A major boom in domestic oil and gas production is under way, brought about by breakthrough refinements of a 1940s technology known as hydraulic fracturing, or “fracking.”
Hydraulic fracturing involves pumping water, sand, and some trace chemicals under high pressure into a completed wellbore to create fissures in relatively impermeable geologic formations such as shale. The fissures allow oil or natural gas to flow into the well. The sand props the fissures open, preventing the resealing of pathways. Combined with horizontal drilling at depths of one to more than two miles below the earth’s surface, hydraulic fracturing has unlocked vast stores of natural gas.
Fracking is also now widely used in vertical and horizontal drilling in oil reservoirs with low permeability. Conventional oil reservoirs with permeable geologic formations allow oil to flow to the wellbore as a result of natural pressure. But in many wells, as much as 75 percent of the oil and gas may be left in place. Fracking is one of several new ways to get at the ample resources remaining after natural pressure subsides.
In these ways, human ingenuity, catalyzed by market dynamics, has foiled predictions of irreversible decline in domestic oil and natural-gas resources. Official estimates of the amount of recoverable oil and natural gas have soared. Last year, global natural-gas supplies rose 40 percent. From 2010 to 2011, the U.S. Energy Information Administration (EIA) doubled its estimate of recoverable natural gas in the U.S. The EIA increased its estimate of Texas’s natural-gas reserves by 70 percent between 2005 and 2008, and Texas also is doing prolific fracking in oil: Producers now have access to 2 billion barrels in the Wolfberry formation in the Permian Basin. The Eagle Ford fields in South Texas increased oil production fourfold in the first ten months of 2010. And the Haynesville-Bossier fields, straddling Texas’s border with Louisiana, increased reserves of natural gas by 9.4 trillion cubic feet while increasing production twelvefold.
The EIA also believes that natural gas in the Marcellus formation of New York, Pennsylvania, and West Virginia contains more BTUs of energy than do the oil reserves of Saudi Arabia. Drilling is well under way in Pennsylvania, where 141,000 new jobs in the “gas patch” have been created in the last few years. New York has declined to accept its energy wealth and instead imposed a de facto moratorium on fracking, pending the completion of an environmental-impact statement — thus deferring the creation of hundreds of thousands of high-paying jobs.
Enormous new oil production is opening up in the Bakken fields of the Williston Basin, covering the Dakotas and Montana. In 2008, the U.S. Geological Survey estimated that the Bakken contained up to 4 billion barrels of technically recoverable oil. Current estimates range as high as 24 billion barrels.
Oil production made possible by fracking is not now as prodigious as that of natural gas, but this could change, especially if the federal government allows oil-shale development in the Rocky Mountain West, where 70 percent of recoverable oil shale lies beneath federal land. Most of the currently surging oil and gas production is on private land, where federal permission is not required and state governments are supportive.

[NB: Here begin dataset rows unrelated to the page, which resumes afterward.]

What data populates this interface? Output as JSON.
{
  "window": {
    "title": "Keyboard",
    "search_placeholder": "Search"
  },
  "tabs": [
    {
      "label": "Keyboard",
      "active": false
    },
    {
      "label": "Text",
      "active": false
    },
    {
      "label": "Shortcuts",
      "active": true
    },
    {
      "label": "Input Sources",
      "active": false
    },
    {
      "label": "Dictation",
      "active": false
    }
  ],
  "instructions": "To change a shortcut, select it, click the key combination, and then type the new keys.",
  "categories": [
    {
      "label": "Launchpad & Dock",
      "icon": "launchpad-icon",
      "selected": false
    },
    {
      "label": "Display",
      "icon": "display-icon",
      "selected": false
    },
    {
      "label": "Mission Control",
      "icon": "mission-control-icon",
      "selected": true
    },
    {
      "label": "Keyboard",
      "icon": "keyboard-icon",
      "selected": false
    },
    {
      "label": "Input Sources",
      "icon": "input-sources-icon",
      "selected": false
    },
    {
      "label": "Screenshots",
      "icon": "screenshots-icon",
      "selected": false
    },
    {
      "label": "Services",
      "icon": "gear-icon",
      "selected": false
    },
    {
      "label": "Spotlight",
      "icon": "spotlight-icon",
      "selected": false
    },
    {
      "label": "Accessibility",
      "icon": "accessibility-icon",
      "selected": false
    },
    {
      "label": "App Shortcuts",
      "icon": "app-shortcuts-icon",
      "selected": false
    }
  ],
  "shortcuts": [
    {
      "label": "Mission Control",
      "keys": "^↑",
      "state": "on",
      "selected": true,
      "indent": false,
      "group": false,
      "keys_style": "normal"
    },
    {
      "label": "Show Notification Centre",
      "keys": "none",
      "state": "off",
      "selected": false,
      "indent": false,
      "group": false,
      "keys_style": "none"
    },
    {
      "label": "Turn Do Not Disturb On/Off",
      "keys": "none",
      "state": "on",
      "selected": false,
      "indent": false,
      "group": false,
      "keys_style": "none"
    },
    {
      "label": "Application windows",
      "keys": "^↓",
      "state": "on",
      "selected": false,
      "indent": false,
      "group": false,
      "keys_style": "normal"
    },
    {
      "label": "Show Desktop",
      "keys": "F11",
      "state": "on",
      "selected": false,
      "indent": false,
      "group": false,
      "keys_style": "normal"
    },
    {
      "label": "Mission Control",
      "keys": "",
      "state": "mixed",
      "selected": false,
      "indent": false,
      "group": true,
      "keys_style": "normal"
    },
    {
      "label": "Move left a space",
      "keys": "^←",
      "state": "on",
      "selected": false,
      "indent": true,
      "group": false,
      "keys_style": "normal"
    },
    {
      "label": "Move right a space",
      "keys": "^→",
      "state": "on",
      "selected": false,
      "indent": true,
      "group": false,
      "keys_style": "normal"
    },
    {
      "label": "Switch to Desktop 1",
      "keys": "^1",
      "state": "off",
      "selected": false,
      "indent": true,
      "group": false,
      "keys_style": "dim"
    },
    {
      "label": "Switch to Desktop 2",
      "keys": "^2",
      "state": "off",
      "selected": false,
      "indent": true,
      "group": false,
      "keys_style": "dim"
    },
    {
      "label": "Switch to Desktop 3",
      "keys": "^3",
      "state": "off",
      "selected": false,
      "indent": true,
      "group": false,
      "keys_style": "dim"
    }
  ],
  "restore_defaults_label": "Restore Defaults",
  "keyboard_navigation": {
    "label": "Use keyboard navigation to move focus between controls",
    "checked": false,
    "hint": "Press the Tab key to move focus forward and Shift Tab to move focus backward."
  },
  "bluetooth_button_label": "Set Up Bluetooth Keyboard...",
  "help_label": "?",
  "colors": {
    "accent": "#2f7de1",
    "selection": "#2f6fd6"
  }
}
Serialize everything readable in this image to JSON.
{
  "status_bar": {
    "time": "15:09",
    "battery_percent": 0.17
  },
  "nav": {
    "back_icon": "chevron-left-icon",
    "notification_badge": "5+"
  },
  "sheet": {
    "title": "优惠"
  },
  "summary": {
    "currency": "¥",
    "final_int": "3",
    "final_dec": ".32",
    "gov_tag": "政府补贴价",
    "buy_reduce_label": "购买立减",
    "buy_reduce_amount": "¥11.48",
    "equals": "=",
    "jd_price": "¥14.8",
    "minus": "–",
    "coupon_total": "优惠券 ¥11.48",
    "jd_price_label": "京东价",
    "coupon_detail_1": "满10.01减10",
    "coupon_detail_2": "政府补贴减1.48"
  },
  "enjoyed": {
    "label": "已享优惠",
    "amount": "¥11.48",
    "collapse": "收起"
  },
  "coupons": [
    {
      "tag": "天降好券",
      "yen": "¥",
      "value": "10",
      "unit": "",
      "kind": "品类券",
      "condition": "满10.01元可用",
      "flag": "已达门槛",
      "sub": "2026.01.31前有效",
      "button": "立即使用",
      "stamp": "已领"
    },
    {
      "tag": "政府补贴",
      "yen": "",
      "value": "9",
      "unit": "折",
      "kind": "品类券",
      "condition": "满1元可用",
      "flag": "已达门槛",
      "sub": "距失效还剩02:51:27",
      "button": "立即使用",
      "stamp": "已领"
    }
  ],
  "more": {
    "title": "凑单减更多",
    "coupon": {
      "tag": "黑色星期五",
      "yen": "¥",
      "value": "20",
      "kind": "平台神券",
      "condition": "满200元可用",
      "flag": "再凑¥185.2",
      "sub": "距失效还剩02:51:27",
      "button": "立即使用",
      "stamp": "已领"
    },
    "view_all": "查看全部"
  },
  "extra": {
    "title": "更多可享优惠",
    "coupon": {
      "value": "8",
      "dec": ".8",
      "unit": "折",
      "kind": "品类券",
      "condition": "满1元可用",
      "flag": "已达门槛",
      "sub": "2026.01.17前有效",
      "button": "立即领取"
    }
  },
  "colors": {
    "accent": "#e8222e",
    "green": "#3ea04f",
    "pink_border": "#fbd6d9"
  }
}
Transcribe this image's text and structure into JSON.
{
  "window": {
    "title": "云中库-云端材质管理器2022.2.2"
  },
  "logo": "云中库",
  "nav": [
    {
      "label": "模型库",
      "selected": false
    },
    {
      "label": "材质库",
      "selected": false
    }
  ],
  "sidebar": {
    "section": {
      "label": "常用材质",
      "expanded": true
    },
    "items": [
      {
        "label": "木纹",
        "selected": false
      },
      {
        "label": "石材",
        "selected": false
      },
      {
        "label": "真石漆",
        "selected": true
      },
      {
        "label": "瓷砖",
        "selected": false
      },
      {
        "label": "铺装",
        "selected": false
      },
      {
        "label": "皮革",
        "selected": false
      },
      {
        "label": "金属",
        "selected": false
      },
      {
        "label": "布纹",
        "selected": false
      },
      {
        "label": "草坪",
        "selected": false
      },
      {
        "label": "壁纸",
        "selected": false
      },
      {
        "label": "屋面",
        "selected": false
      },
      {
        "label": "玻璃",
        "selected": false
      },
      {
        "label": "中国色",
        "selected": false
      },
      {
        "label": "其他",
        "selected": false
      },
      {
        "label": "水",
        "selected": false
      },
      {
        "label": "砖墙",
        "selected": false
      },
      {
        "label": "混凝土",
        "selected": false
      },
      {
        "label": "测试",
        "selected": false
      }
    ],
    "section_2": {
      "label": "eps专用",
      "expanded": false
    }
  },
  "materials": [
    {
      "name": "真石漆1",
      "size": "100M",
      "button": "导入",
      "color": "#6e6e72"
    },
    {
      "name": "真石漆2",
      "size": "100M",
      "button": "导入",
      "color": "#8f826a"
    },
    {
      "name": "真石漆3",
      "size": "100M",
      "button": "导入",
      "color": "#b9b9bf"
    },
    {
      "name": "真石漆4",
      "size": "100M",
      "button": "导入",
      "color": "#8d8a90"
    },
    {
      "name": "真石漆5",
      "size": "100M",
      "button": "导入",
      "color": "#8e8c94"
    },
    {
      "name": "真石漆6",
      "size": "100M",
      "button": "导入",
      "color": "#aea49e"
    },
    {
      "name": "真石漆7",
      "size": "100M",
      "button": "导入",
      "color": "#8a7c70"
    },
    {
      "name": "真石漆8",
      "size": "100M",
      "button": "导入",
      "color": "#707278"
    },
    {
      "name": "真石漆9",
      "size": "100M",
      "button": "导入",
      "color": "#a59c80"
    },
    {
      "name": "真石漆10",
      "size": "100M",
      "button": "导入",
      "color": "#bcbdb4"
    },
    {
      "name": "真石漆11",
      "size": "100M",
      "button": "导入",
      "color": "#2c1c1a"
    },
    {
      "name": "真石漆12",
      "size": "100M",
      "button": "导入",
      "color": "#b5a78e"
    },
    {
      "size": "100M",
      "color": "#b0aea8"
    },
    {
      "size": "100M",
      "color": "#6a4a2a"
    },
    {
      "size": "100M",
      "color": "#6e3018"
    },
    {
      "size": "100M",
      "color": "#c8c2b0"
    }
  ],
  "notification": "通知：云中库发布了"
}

A rapid increase of domestic supplies of oil and gas at a time of painful gas prices; high-paying new jobs; expansion of thousands of businesses; increased federal, state, and local tax revenues: What’s not to like? And the lion’s share of the fracking boom has been in natural gas — the so-called bridge fuel to the green-energy economy that President Obama promotes at every turn.
A fierce anti-fracking movement is nonetheless growing. According to its most zealous critics, fracking may even kill you. They claim that the technology may transform the water from your faucet into fire, make your house explode, cause earthquakes, or poison you with toxic chemicals. Just watch the Oscar-nominated documentary film Gasland, shown on HBO and sure to join the canon of sensationalist environmental documentaries of which Al Gore’s An Inconvenient Truth is the classic.